Your answer should consist of the lines in the following data that contain "source".
▼
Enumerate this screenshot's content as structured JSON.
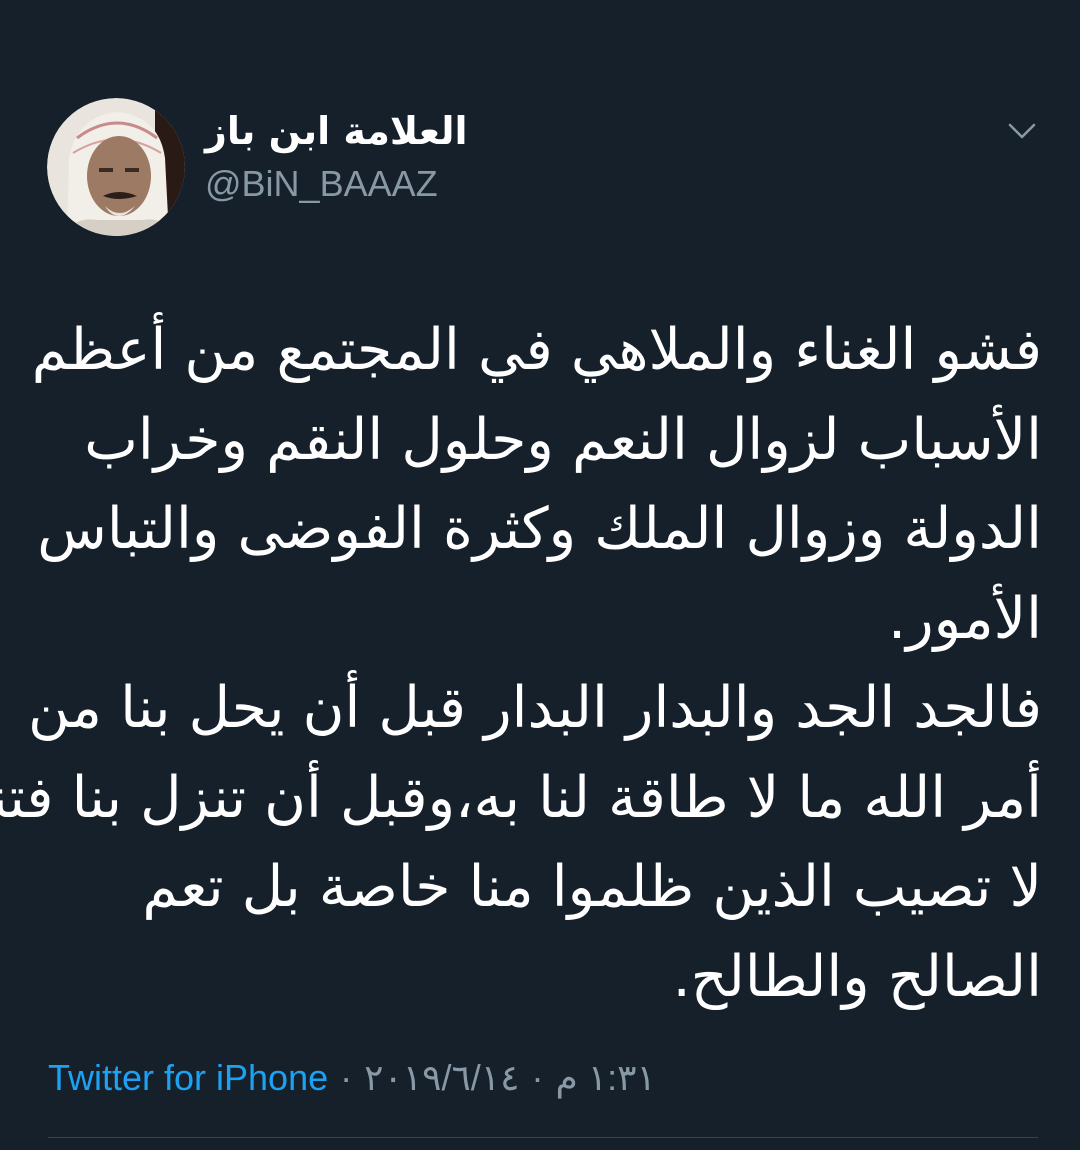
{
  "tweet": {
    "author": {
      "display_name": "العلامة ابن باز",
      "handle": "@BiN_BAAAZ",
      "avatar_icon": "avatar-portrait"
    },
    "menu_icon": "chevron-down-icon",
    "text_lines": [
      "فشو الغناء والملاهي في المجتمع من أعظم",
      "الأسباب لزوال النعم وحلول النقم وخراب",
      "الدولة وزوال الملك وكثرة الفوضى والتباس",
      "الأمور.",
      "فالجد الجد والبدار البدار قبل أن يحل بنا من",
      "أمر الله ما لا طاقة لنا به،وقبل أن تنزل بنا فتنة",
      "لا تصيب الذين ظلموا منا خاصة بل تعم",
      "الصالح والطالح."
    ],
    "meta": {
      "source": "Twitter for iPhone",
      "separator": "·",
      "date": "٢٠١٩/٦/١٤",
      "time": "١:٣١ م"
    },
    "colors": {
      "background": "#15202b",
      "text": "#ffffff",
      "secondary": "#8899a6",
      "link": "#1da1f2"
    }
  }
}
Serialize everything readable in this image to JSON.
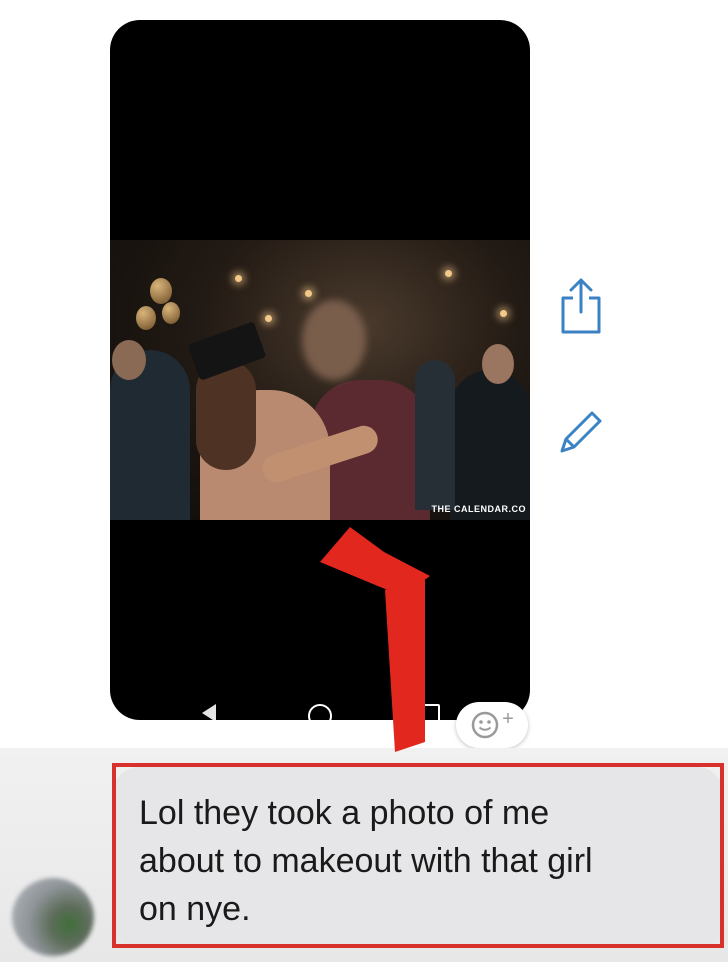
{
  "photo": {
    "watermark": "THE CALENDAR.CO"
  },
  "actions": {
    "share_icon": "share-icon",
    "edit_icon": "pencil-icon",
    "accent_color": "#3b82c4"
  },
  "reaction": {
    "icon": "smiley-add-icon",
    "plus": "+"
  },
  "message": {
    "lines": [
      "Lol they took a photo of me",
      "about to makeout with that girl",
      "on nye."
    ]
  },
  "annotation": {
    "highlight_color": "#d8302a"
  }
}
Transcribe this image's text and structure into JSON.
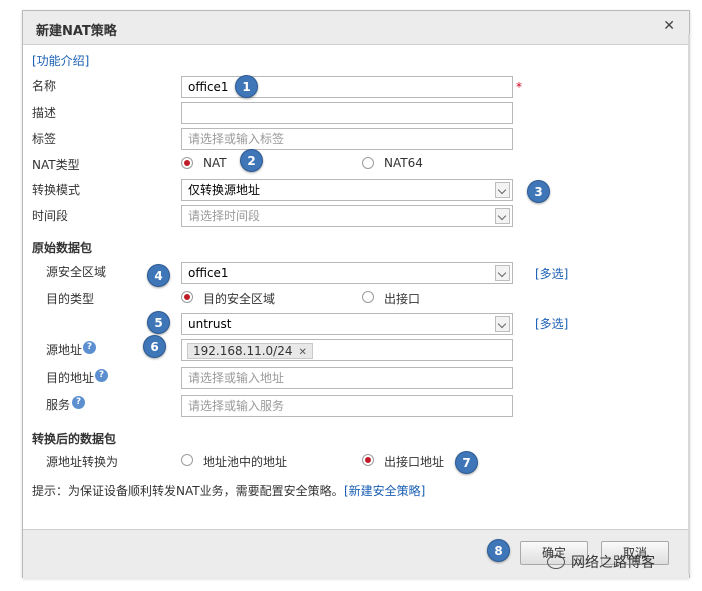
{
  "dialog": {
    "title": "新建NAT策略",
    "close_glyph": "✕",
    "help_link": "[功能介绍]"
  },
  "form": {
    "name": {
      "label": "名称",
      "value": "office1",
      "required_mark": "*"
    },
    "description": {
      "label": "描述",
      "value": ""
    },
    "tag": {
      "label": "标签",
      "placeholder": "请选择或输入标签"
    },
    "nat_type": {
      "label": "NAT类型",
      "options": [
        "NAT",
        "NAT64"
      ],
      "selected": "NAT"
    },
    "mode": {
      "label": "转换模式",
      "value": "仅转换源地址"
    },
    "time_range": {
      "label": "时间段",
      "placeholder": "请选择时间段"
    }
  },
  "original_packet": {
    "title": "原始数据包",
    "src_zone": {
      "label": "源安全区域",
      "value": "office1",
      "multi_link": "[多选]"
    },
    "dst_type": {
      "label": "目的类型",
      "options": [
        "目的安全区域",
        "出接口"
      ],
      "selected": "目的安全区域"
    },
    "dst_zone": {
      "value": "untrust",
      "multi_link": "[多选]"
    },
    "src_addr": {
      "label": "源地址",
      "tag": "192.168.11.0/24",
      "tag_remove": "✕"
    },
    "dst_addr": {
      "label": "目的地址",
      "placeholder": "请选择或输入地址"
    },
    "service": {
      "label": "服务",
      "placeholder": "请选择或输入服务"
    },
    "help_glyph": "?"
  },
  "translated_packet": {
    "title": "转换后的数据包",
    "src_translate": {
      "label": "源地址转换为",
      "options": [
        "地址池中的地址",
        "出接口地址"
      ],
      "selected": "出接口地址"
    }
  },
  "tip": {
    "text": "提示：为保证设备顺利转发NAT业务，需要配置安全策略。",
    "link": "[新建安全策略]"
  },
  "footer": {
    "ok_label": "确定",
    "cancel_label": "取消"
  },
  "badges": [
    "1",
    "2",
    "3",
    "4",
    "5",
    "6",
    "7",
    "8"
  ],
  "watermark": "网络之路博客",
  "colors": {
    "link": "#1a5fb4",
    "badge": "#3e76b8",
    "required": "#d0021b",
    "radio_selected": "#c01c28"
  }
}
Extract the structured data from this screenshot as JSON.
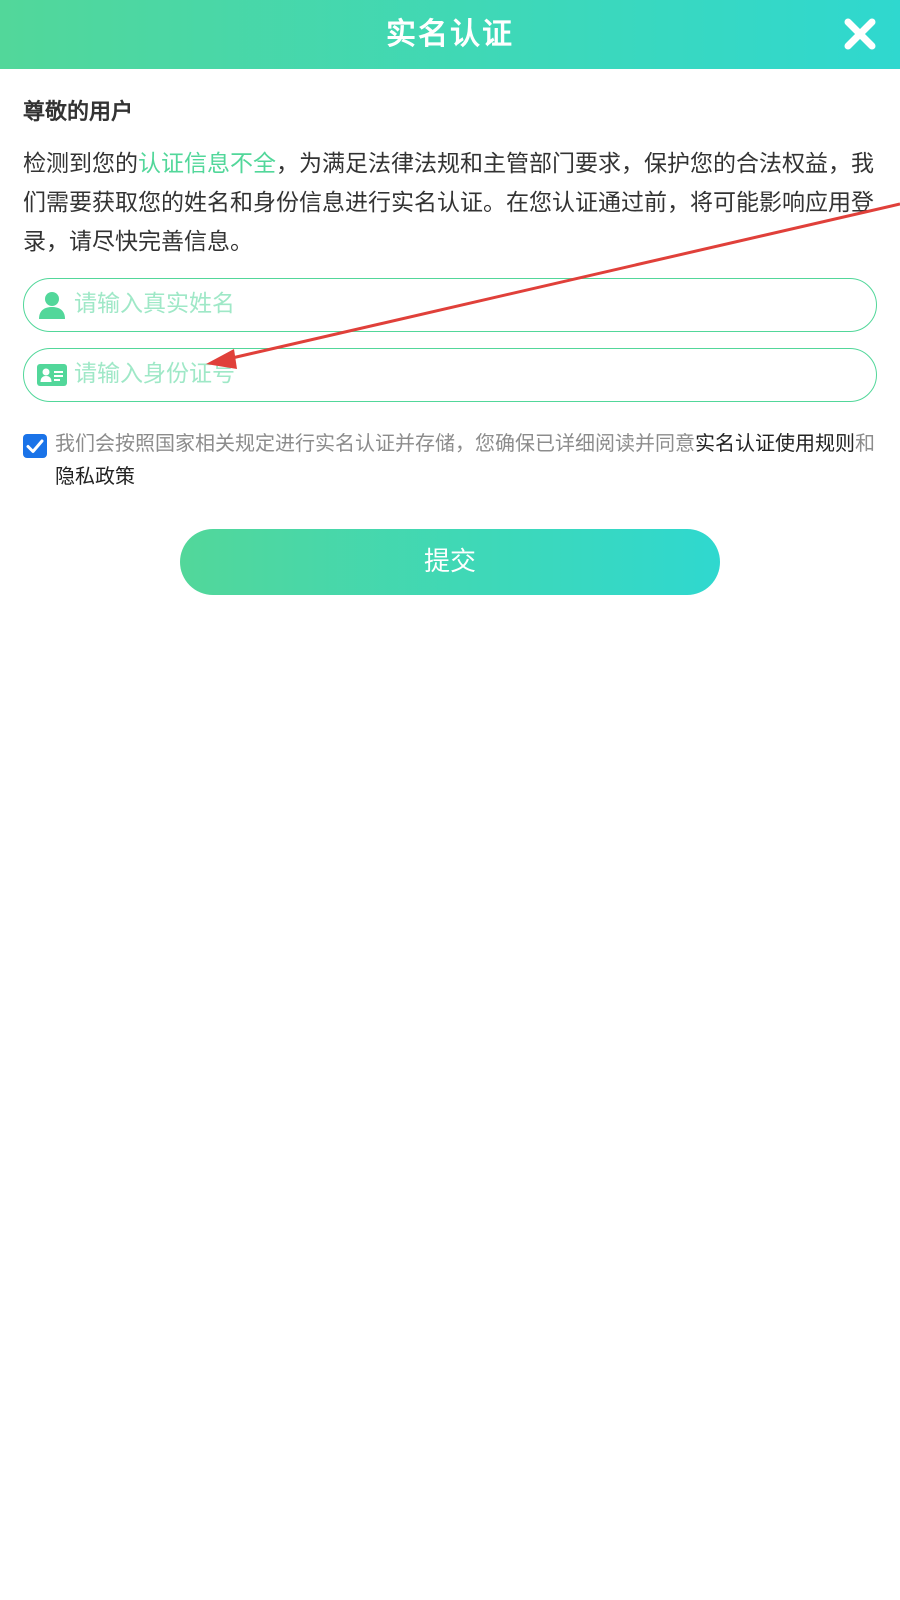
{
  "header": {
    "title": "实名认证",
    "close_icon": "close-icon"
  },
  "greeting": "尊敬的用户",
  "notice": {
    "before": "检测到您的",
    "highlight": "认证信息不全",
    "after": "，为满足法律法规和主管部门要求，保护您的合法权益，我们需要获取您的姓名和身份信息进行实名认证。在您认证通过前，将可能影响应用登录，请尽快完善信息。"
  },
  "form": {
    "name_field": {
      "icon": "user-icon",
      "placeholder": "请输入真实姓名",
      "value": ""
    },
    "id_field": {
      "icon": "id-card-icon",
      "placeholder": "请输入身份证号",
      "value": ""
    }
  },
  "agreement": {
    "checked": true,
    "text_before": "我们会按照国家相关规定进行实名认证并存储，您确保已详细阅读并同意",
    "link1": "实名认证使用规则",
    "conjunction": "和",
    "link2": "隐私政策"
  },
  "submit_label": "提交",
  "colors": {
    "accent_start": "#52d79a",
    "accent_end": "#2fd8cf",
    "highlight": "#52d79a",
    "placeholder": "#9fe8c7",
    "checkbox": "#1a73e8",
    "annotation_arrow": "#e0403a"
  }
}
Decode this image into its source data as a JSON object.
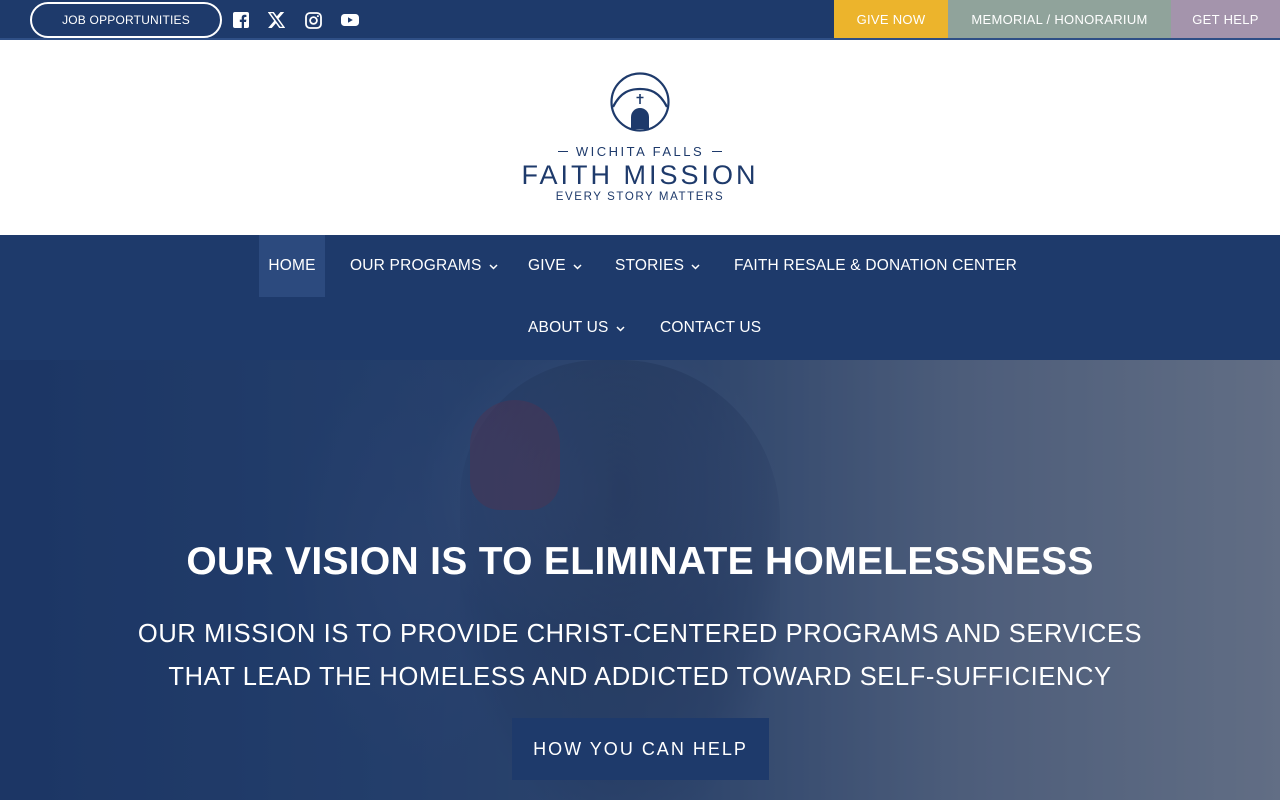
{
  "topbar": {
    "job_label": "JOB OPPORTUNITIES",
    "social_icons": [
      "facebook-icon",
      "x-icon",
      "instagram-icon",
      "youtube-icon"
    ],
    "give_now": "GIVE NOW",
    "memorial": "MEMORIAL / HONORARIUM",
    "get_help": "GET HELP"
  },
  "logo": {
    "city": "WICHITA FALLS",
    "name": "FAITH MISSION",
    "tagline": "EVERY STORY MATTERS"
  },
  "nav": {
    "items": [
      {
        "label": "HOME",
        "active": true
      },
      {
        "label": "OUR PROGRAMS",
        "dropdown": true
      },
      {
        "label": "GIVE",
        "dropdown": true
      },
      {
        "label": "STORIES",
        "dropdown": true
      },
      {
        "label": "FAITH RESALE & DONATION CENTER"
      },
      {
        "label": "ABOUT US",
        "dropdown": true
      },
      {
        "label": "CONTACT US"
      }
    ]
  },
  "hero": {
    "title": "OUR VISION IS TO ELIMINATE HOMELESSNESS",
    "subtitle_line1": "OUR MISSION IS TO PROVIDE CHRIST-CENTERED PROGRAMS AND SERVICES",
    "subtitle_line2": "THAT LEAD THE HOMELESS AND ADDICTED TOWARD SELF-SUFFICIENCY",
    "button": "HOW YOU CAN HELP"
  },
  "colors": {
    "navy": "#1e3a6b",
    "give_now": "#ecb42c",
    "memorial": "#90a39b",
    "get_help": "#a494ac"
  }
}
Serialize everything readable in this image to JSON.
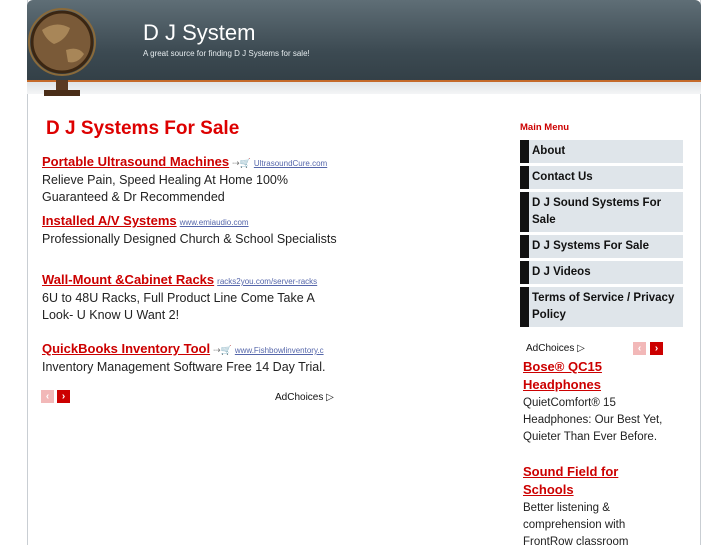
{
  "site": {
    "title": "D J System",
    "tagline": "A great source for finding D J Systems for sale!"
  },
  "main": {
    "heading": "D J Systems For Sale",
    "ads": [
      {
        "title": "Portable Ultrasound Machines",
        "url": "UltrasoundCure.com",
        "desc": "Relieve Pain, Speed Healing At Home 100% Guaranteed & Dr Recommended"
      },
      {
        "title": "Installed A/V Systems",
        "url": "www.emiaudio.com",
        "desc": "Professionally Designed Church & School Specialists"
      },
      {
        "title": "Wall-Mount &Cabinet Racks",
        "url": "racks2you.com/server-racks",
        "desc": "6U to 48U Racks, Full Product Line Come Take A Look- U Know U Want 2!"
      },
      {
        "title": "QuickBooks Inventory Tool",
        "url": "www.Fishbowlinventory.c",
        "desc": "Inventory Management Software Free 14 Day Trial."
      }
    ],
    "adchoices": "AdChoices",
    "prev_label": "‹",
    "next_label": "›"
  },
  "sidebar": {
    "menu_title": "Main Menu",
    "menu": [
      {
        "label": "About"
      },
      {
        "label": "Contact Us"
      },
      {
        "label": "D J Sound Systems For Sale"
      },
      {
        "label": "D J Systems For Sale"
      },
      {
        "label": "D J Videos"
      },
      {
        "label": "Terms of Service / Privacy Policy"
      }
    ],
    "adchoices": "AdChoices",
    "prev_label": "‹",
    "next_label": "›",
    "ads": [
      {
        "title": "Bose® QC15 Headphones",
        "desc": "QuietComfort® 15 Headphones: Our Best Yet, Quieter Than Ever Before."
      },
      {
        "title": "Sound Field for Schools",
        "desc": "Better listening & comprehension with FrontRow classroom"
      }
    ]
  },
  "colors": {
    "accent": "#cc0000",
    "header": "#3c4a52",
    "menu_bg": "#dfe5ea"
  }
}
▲
**Problem solution:**
      "source": "Twitter for iPhone",
Decode this image into its source data as a JSON object.
    "tagline": "A great source for finding D J Systems for sale!"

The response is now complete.